Since mine of Jan. 14. yours of Jan. 2. and Mar. 1. have been handed to me; the former by Mr. Jones, whom I am glad to know on your recommendation and to make him the channel of evidencing to you how much I esteem whatever comes from you.—The internal agitations of this country and the inactivity to which England is reduced by the state of imbecillity in which the madness of the king has...
From a letter received from the President Mr. Lear is satisfied he cannot be here to-day and doubts even the possibility of his arrival tomorrow. Of course our expedition of to-day would be certainly fruitless, and is therefore laid aside agreeably to a message I have received from Genl. Knox and the attorney General. Your’s affectionately & respectfully, RC ( MHi : AM ); addressed: “The...
Your kind letter of the 11th. has given me great satisfaction for altho’ I could not doubt but that the hand of age was pressing heavily on you, as on myself, yet we like to know the particulars and the degree of that pressure. much reflection too has been produced by your suggestion of lending my letter of the 1st. to a printer. I have generally great aversion to the insertion of my letters...
I am to thank you for the book you were so good as to transmit me, as well as the letter covering it, and your felicitations on my present quiet. the difference of my present & past situation is such as to leave me nothing to regret but that my retirement has been postponed four years too long. The principles on which I calculate the value of life are entirely in favor of my present course. I...
I do myself the honor to enclose to you a Resolution of the Senate of this day. I have the honor to be, Sir, Your most obedient and very humble servant RC ( DNA : RG 59, MLR ); at foot of text: “The President of the United States”; in hand of Samuel A. Otis, signed by TJ. Not recorded in SJL . Enclosure: Senate resolution of 18 Feb. (same, in Otis’s hand; see below). The Senate on 18 Feb.,...
Supposing that you would receive from Congress a direct communication of the powers given to yourself, Doct r. Franklin & myself, I have deferred from day to day writing to you, in hopes that every day would open to me a certainty of the time & place of my departure for the other side of the Atlantic. Paris being my destination I have thought it best to enquire for a passage to France...
The inclosed letter is come to hand since I had the honour of addressing you last. Will you be so good as to forward a copy to Mr. Jay? The assembly of Notables is held to secrecy, so that little transpires and this floats among so much incertain matter that we know not what can be depended on. 80. millions more of annual revenue and provincial assemblies are the certain objects.

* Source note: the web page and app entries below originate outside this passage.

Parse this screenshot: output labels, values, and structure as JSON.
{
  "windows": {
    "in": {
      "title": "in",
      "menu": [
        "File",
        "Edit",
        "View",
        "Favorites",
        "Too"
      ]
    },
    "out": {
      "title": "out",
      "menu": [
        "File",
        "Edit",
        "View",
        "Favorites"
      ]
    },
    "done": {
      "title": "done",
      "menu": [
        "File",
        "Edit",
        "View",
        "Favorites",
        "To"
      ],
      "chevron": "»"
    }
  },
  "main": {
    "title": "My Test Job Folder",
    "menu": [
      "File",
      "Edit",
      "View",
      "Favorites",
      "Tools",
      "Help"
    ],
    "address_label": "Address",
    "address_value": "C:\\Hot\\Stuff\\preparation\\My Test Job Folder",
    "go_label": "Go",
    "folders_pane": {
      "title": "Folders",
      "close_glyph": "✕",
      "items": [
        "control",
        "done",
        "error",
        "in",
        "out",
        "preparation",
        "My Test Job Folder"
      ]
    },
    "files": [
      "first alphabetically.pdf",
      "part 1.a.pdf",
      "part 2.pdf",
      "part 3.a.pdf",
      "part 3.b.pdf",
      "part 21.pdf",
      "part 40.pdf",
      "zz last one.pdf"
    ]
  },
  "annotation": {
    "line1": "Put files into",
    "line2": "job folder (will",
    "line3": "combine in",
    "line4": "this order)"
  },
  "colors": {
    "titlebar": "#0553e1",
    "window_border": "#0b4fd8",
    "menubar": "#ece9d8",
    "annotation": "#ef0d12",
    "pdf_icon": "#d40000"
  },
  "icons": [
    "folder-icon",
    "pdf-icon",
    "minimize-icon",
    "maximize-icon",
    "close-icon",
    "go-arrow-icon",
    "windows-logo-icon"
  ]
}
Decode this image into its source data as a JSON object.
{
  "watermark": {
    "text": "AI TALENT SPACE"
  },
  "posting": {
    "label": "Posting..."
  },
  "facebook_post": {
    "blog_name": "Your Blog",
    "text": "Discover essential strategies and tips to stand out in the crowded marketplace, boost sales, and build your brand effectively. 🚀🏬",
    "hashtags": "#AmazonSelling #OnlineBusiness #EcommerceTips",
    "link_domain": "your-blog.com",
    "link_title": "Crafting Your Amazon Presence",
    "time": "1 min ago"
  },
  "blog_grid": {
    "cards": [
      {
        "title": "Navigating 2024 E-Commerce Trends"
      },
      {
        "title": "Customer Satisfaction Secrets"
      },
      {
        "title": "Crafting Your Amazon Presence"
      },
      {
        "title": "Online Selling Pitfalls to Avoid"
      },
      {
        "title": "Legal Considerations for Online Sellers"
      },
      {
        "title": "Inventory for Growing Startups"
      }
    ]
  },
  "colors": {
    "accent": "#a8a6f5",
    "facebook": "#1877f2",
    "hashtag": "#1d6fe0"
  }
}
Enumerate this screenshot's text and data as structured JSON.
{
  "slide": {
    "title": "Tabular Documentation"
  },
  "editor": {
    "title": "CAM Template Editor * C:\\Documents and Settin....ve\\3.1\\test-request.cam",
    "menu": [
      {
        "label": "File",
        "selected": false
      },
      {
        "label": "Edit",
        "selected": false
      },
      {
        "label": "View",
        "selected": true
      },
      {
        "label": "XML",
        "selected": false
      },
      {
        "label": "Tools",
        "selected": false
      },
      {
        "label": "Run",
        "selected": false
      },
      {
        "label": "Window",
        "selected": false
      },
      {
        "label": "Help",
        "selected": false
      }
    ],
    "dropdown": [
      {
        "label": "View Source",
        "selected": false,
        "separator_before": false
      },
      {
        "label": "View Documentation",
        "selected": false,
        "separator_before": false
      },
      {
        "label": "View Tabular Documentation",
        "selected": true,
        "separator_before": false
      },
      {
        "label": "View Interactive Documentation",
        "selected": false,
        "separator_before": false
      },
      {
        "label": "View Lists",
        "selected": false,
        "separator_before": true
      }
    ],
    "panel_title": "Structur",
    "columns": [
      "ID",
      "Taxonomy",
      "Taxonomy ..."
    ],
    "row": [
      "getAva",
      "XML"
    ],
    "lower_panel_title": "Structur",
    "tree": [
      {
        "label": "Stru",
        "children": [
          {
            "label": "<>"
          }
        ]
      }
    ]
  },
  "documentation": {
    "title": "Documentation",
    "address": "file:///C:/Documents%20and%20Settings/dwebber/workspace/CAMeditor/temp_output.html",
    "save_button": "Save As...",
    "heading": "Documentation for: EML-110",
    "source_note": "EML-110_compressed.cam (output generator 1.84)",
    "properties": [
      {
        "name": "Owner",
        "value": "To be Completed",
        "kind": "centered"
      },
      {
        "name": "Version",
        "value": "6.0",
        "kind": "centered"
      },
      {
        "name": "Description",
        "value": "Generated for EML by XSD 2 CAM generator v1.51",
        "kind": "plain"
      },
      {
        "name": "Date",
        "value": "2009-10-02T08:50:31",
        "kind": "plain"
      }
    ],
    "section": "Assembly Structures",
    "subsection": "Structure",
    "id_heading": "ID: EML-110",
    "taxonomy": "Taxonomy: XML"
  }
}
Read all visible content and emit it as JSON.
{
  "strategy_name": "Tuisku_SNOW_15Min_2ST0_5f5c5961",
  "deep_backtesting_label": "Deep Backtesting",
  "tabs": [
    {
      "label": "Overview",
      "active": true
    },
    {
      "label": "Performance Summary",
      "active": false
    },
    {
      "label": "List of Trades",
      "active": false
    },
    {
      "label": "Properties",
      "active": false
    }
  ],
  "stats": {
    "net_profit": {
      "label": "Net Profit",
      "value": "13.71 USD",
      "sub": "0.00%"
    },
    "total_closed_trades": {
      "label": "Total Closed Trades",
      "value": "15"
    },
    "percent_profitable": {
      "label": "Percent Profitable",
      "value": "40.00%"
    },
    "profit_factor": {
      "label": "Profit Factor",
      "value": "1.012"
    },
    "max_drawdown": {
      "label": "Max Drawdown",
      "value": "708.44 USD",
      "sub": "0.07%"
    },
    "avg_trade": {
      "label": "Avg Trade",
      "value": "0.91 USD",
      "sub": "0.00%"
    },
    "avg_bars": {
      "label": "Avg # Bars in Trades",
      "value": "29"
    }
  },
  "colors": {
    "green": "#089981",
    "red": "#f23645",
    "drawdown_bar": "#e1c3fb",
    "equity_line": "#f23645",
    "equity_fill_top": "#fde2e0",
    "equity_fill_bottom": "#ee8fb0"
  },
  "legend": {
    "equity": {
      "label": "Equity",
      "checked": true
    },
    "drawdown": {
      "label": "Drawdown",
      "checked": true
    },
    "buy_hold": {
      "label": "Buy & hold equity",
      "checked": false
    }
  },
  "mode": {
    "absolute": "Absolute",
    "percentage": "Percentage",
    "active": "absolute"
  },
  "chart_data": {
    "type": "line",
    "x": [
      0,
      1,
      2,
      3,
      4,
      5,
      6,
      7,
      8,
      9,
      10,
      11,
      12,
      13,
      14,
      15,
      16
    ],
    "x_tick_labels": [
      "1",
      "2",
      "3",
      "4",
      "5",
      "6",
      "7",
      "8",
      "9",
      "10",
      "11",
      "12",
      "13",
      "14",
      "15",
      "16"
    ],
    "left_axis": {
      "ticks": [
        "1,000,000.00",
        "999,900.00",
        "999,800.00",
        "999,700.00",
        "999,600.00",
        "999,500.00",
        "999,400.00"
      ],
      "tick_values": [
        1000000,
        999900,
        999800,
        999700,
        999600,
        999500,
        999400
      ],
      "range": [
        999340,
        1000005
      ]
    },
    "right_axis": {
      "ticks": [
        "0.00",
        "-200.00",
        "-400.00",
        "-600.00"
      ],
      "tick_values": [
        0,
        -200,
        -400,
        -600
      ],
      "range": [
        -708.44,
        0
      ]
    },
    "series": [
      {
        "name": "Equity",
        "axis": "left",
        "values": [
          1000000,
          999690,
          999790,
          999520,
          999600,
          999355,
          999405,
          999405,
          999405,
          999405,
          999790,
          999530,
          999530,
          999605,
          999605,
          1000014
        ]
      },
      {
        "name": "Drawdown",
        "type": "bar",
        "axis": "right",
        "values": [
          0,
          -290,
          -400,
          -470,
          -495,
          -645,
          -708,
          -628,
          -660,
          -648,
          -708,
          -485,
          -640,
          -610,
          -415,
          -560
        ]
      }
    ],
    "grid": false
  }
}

The giving to...
Your favour of July 16. came duly to hand by mr[expansion sign] Trumbul. with respect to the whale oil, tho’ this country has shewn a desire to draw it hither, & for that purpose have reduced the duties to about four guineas on the English ton, yet I do not see a probability of a further reduction at this moment. it has been much pressed, & I expect every day to receive a final determination....